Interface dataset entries
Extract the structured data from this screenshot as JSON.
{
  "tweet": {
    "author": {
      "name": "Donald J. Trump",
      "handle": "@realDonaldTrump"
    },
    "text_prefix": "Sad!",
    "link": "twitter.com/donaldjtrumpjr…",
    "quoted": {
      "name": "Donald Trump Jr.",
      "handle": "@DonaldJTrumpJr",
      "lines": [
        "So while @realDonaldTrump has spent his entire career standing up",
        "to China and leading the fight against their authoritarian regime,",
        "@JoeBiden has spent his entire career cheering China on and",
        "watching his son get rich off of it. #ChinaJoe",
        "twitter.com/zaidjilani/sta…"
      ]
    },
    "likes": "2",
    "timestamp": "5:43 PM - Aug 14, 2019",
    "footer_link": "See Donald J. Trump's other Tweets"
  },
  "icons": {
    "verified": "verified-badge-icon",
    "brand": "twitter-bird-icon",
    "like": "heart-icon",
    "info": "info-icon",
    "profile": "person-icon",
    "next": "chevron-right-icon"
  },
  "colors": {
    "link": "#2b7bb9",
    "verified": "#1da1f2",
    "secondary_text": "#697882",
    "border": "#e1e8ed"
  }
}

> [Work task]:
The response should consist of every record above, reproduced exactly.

> [Answer]:
Extract the structured data from this screenshot as JSON.
{
  "tweet": {
    "author": {
      "name": "Donald J. Trump",
      "handle": "@realDonaldTrump"
    },
    "text_prefix": "Sad!",
    "link": "twitter.com/donaldjtrumpjr…",
    "quoted": {
      "name": "Donald Trump Jr.",
      "handle": "@DonaldJTrumpJr",
      "lines": [
        "So while @realDonaldTrump has spent his entire career standing up",
        "to China and leading the fight against their authoritarian regime,",
        "@JoeBiden has spent his entire career cheering China on and",
        "watching his son get rich off of it. #ChinaJoe",
        "twitter.com/zaidjilani/sta…"
      ]
    },
    "likes": "2",
    "timestamp": "5:43 PM - Aug 14, 2019",
    "footer_link": "See Donald J. Trump's other Tweets"
  },
  "icons": {
    "verified": "verified-badge-icon",
    "brand": "twitter-bird-icon",
    "like": "heart-icon",
    "info": "info-icon",
    "profile": "person-icon",
    "next": "chevron-right-icon"
  },
  "colors": {
    "link": "#2b7bb9",
    "verified": "#1da1f2",
    "secondary_text": "#697882",
    "border": "#e1e8ed"
  }
}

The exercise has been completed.